The Cause Of Pain And Aches Felt In The Knee Area?
Good morning, my doctor, Hannah, is 21 years old, would like to ask … I’ve been around for two weeks, my knees are aching and aching. And today I have examined myself and given drugs moxam and flamer. I forgot to tell the doctor if I ever had a history of stomach bleeding. Is Moxam safe for consumption? Thank you
Thank you for asking HealthReplies.com.
Pain and aches that are felt in the knee area can be experienced by anyone, including young adults like you. The causes of this condition can be many, ranging from arthritis, nerve disorders, injuries, viral or bacterial infections, vascular disorders, metabolic disorders, to mental disorders that affect one's sensitivity in receiving pain signals from the body. Management of pain and aches in the knee can vary depending on the cause.
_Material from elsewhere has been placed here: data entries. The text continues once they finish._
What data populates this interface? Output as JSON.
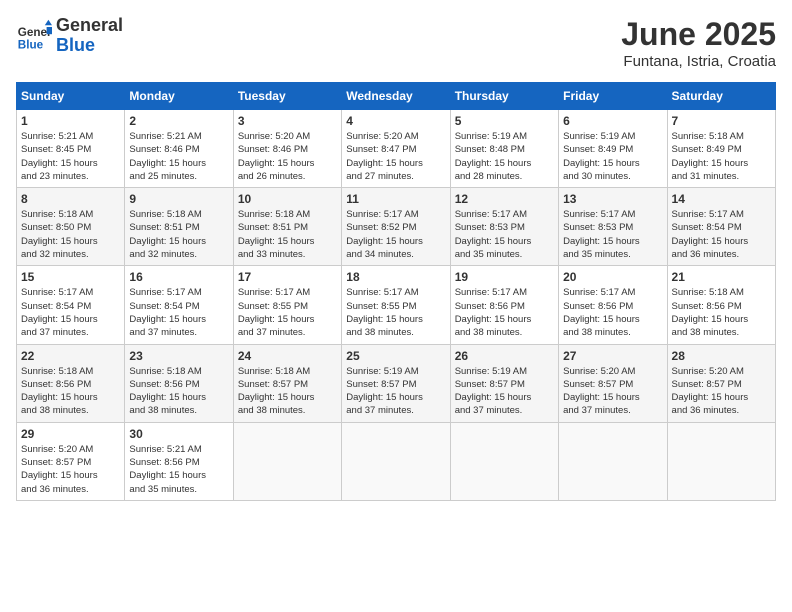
{
  "header": {
    "logo_general": "General",
    "logo_blue": "Blue",
    "title": "June 2025",
    "subtitle": "Funtana, Istria, Croatia"
  },
  "calendar": {
    "days_of_week": [
      "Sunday",
      "Monday",
      "Tuesday",
      "Wednesday",
      "Thursday",
      "Friday",
      "Saturday"
    ],
    "weeks": [
      [
        {
          "day": "1",
          "sunrise": "5:21 AM",
          "sunset": "8:45 PM",
          "daylight": "15 hours and 23 minutes."
        },
        {
          "day": "2",
          "sunrise": "5:21 AM",
          "sunset": "8:46 PM",
          "daylight": "15 hours and 25 minutes."
        },
        {
          "day": "3",
          "sunrise": "5:20 AM",
          "sunset": "8:46 PM",
          "daylight": "15 hours and 26 minutes."
        },
        {
          "day": "4",
          "sunrise": "5:20 AM",
          "sunset": "8:47 PM",
          "daylight": "15 hours and 27 minutes."
        },
        {
          "day": "5",
          "sunrise": "5:19 AM",
          "sunset": "8:48 PM",
          "daylight": "15 hours and 28 minutes."
        },
        {
          "day": "6",
          "sunrise": "5:19 AM",
          "sunset": "8:49 PM",
          "daylight": "15 hours and 30 minutes."
        },
        {
          "day": "7",
          "sunrise": "5:18 AM",
          "sunset": "8:49 PM",
          "daylight": "15 hours and 31 minutes."
        }
      ],
      [
        {
          "day": "8",
          "sunrise": "5:18 AM",
          "sunset": "8:50 PM",
          "daylight": "15 hours and 32 minutes."
        },
        {
          "day": "9",
          "sunrise": "5:18 AM",
          "sunset": "8:51 PM",
          "daylight": "15 hours and 32 minutes."
        },
        {
          "day": "10",
          "sunrise": "5:18 AM",
          "sunset": "8:51 PM",
          "daylight": "15 hours and 33 minutes."
        },
        {
          "day": "11",
          "sunrise": "5:17 AM",
          "sunset": "8:52 PM",
          "daylight": "15 hours and 34 minutes."
        },
        {
          "day": "12",
          "sunrise": "5:17 AM",
          "sunset": "8:53 PM",
          "daylight": "15 hours and 35 minutes."
        },
        {
          "day": "13",
          "sunrise": "5:17 AM",
          "sunset": "8:53 PM",
          "daylight": "15 hours and 35 minutes."
        },
        {
          "day": "14",
          "sunrise": "5:17 AM",
          "sunset": "8:54 PM",
          "daylight": "15 hours and 36 minutes."
        }
      ],
      [
        {
          "day": "15",
          "sunrise": "5:17 AM",
          "sunset": "8:54 PM",
          "daylight": "15 hours and 37 minutes."
        },
        {
          "day": "16",
          "sunrise": "5:17 AM",
          "sunset": "8:54 PM",
          "daylight": "15 hours and 37 minutes."
        },
        {
          "day": "17",
          "sunrise": "5:17 AM",
          "sunset": "8:55 PM",
          "daylight": "15 hours and 37 minutes."
        },
        {
          "day": "18",
          "sunrise": "5:17 AM",
          "sunset": "8:55 PM",
          "daylight": "15 hours and 38 minutes."
        },
        {
          "day": "19",
          "sunrise": "5:17 AM",
          "sunset": "8:56 PM",
          "daylight": "15 hours and 38 minutes."
        },
        {
          "day": "20",
          "sunrise": "5:17 AM",
          "sunset": "8:56 PM",
          "daylight": "15 hours and 38 minutes."
        },
        {
          "day": "21",
          "sunrise": "5:18 AM",
          "sunset": "8:56 PM",
          "daylight": "15 hours and 38 minutes."
        }
      ],
      [
        {
          "day": "22",
          "sunrise": "5:18 AM",
          "sunset": "8:56 PM",
          "daylight": "15 hours and 38 minutes."
        },
        {
          "day": "23",
          "sunrise": "5:18 AM",
          "sunset": "8:56 PM",
          "daylight": "15 hours and 38 minutes."
        },
        {
          "day": "24",
          "sunrise": "5:18 AM",
          "sunset": "8:57 PM",
          "daylight": "15 hours and 38 minutes."
        },
        {
          "day": "25",
          "sunrise": "5:19 AM",
          "sunset": "8:57 PM",
          "daylight": "15 hours and 37 minutes."
        },
        {
          "day": "26",
          "sunrise": "5:19 AM",
          "sunset": "8:57 PM",
          "daylight": "15 hours and 37 minutes."
        },
        {
          "day": "27",
          "sunrise": "5:20 AM",
          "sunset": "8:57 PM",
          "daylight": "15 hours and 37 minutes."
        },
        {
          "day": "28",
          "sunrise": "5:20 AM",
          "sunset": "8:57 PM",
          "daylight": "15 hours and 36 minutes."
        }
      ],
      [
        {
          "day": "29",
          "sunrise": "5:20 AM",
          "sunset": "8:57 PM",
          "daylight": "15 hours and 36 minutes."
        },
        {
          "day": "30",
          "sunrise": "5:21 AM",
          "sunset": "8:56 PM",
          "daylight": "15 hours and 35 minutes."
        },
        null,
        null,
        null,
        null,
        null
      ]
    ]
  }
}
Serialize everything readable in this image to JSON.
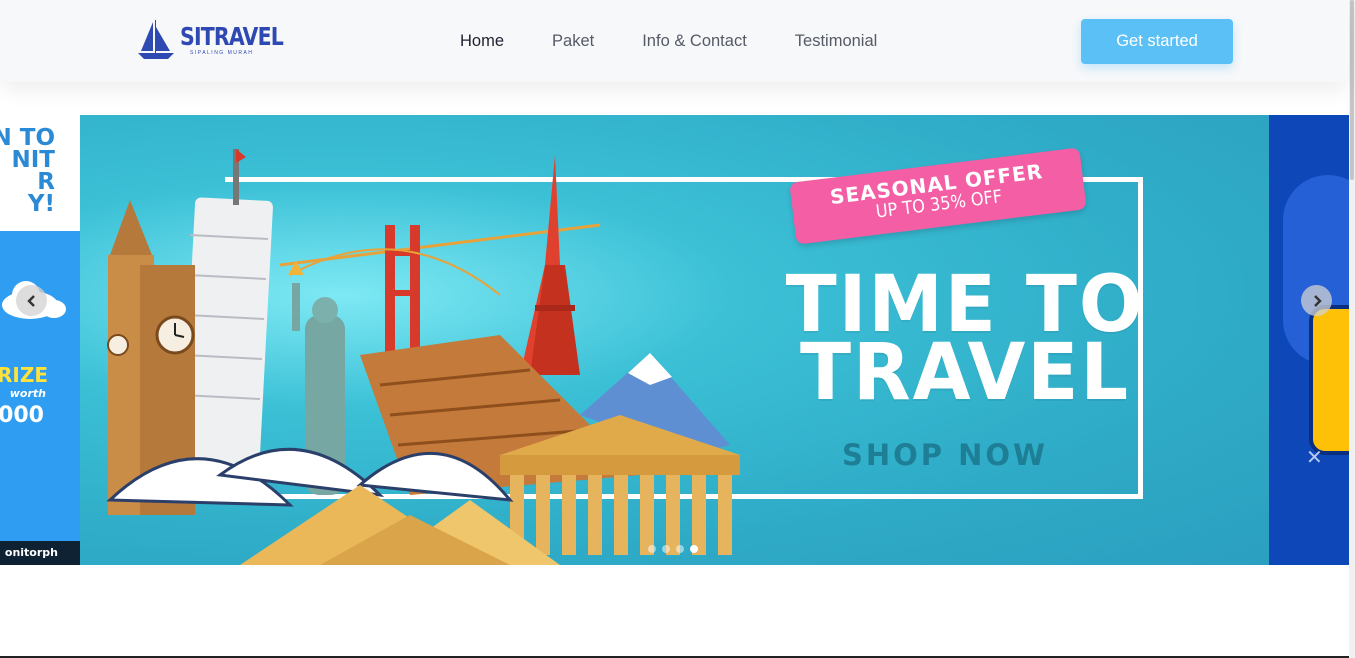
{
  "brand": {
    "name": "SITRAVEL",
    "tagline": "SIPALING MURAH"
  },
  "nav": {
    "items": [
      {
        "label": "Home",
        "active": true
      },
      {
        "label": "Paket",
        "active": false
      },
      {
        "label": "Info & Contact",
        "active": false
      },
      {
        "label": "Testimonial",
        "active": false
      }
    ],
    "cta_label": "Get started"
  },
  "carousel": {
    "prev_slide": {
      "headline": "N TO\nNIT\nR\nY!",
      "prize": "RIZE",
      "worth": "worth",
      "amount": "000",
      "footer": "onitorph"
    },
    "main_slide": {
      "badge_line1": "SEASONAL OFFER",
      "badge_line2": "UP TO 35% OFF",
      "headline_line1": "TIME TO",
      "headline_line2": "TRAVEL",
      "cta": "SHOP NOW"
    },
    "dots": {
      "count": 4,
      "active_index": 3
    },
    "prev_arrow_icon": "chevron-left-icon",
    "next_arrow_icon": "chevron-right-icon"
  },
  "colors": {
    "brand": "#2f49b2",
    "cta": "#5bc0f5",
    "slide_bg": "#2eaac6",
    "badge": "#f35ea4",
    "next_slide_bg": "#0d47b8"
  }
}
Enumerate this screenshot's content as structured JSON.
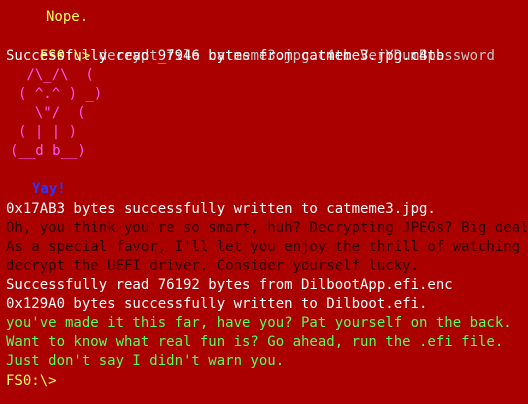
{
  "colors": {
    "background": "#ab0000",
    "prompt": "#ffff55",
    "output": "#ffffff",
    "typed_command": "#c8c8c8",
    "ascii_art": "#ff55ff",
    "yay": "#3333ff",
    "taunt_red": "#2a0000",
    "taunt_green": "#55ff55"
  },
  "terminal": {
    "nope": "Nope.",
    "prompt": "FS0:\\>",
    "command": " decrypt_file catmeme3.jpg.c4tb VerYDumBpassword",
    "read_msg": "Successfully read 97946 bytes from catmeme3.jpg.c4tb",
    "cat_art": [
      " /\\_/\\  (",
      "( ^.^ ) _)",
      "  \\\"/  (",
      "( | | )",
      "(__d b__)"
    ],
    "yay": "Yay!",
    "written_msg": "0x17AB3 bytes successfully written to catmeme3.jpg.",
    "taunt_red": [
      "Oh, you think you're so smart, huh? Decrypting JPEGs? Big deal.",
      "As a special favor, I'll let you enjoy the thrill of watching me",
      "decrypt the UEFI driver. Consider yourself lucky."
    ],
    "read_msg2": "Successfully read 76192 bytes from DilbootApp.efi.enc",
    "written_msg2": "0x129A0 bytes successfully written to Dilboot.efi.",
    "taunt_green": [
      "you've made it this far, have you? Pat yourself on the back.",
      "Want to know what real fun is? Go ahead, run the .efi file.",
      "Just don't say I didn't warn you."
    ],
    "final_prompt": "FS0:\\>"
  }
}
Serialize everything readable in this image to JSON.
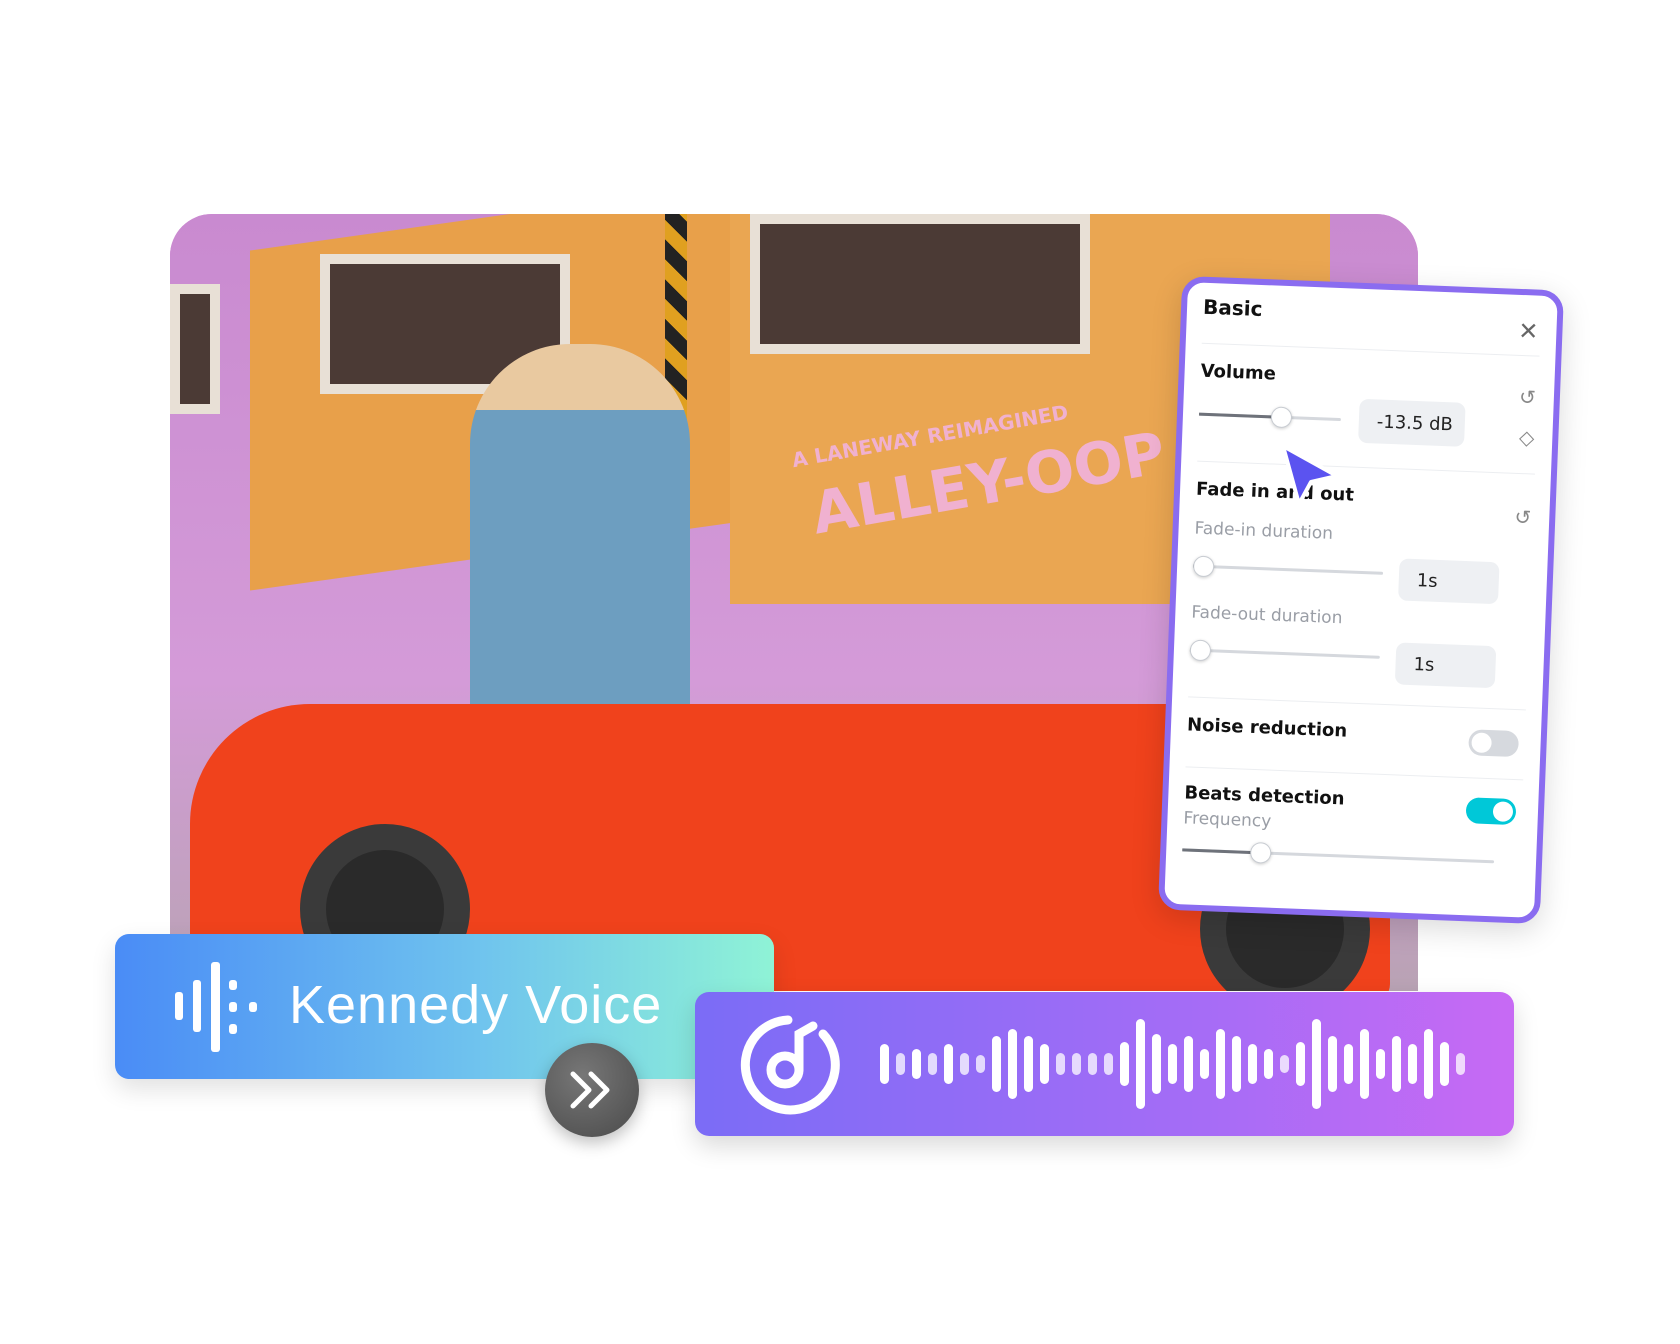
{
  "panel": {
    "title": "Basic",
    "volume": {
      "label": "Volume",
      "value": "-13.5 dB",
      "level": 0.58
    },
    "fade": {
      "label": "Fade in and out",
      "fade_in": {
        "label": "Fade-in duration",
        "value": "1s",
        "level": 0.05
      },
      "fade_out": {
        "label": "Fade-out duration",
        "value": "1s",
        "level": 0.05
      }
    },
    "noise": {
      "label": "Noise reduction",
      "on": false
    },
    "beats": {
      "label": "Beats detection",
      "on": true,
      "frequency_label": "Frequency",
      "frequency_level": 0.25
    },
    "accent": "#8a6cf0",
    "toggle_on": "#00c8d8"
  },
  "voice": {
    "name": "Kennedy Voice",
    "icon": "voice-waveform-icon"
  },
  "audio": {
    "icon": "music-note-icon"
  },
  "convert": {
    "icon": "double-chevron-right-icon"
  },
  "photo": {
    "sign_text": "ALLEY-OOP",
    "sign_sub": "A LANEWAY REIMAGINED"
  }
}
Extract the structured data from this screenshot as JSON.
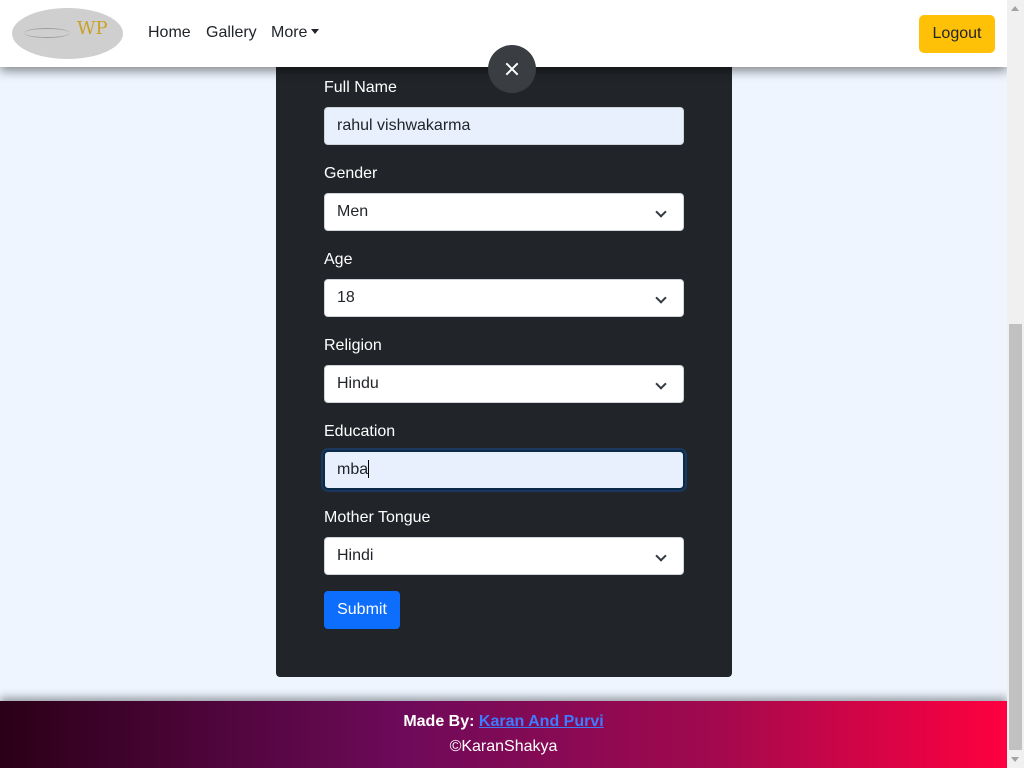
{
  "navbar": {
    "logo_text": "WP",
    "links": [
      "Home",
      "Gallery",
      "More"
    ],
    "logout_label": "Logout",
    "logout_color": "#ffc107"
  },
  "modal": {
    "close_icon": "close-icon",
    "fields": {
      "full_name": {
        "label": "Full Name",
        "value": "rahul vishwakarma"
      },
      "gender": {
        "label": "Gender",
        "value": "Men"
      },
      "age": {
        "label": "Age",
        "value": "18"
      },
      "religion": {
        "label": "Religion",
        "value": "Hindu"
      },
      "education": {
        "label": "Education",
        "value": "mba"
      },
      "mother_tongue": {
        "label": "Mother Tongue",
        "value": "Hindi"
      }
    },
    "submit_label": "Submit",
    "submit_color": "#0d6efd"
  },
  "footer": {
    "made_by_prefix": "Made By:",
    "made_by_link": "Karan And Purvi",
    "copyright": "©KaranShakya"
  }
}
For that, the steps you have taken previously are right, namely by checking yourself directly to the doctor so that further examination is the cause of your complaint, so that treatment can be carried out on target.
One of the steps that can be taken to deal with complaints of pain and aches in the knee is by administering anti-pain medications, for example, a group of NSAIDs (non steroidal anti-inflammatory drugs), as well as 2 types of drugs that doctors give you (meloxicam and sodium diclofenac). In addition to easing pain, these drugs also have the effect of relieving inflammation which can be one of the triggers of pain. If taken according to doctor's instructions, often the consumption of these two types of drug does not cause serious side effects.
But indeed, giving these two drugs to people with a history of peptic ulcers (bleeding stomach) can not be done haphazardly. Mistakenly, the administration of drugs that were originally intended to relieve pain, actually have an effect on recurrence or worsening of gastric ulcers. It is not impossible, after consumption of these drugs, complaints due to stomach ulcers, such as stomach (solar plexus) that feels nauseous, bloated, sore, hot, lumps, and so forth will reappear. In more severe conditions, sufferers may also experience vomiting of blood, black bowel movements, or shortness of breath due to peptic ulcers. Therefore, giving these two types of drugs to people with a history of peptic ulcers needs to be done with careful consideration, namely if there are no other alternative treatments that can be given or if the benefits that can be generated far exceed the potential danger.
Before the negative effects arise, you should re-consult with your doctor or neurologist who examined you before. The doctor will review the treatment given to you, whether it can be continued, needs to be replaced, added, or even reduced. In the meantime, so that the pain and aches in your knee improve, you try to use an ice cube compress first and rest your knees from activities that are too heavy huh ..
I hope this helps.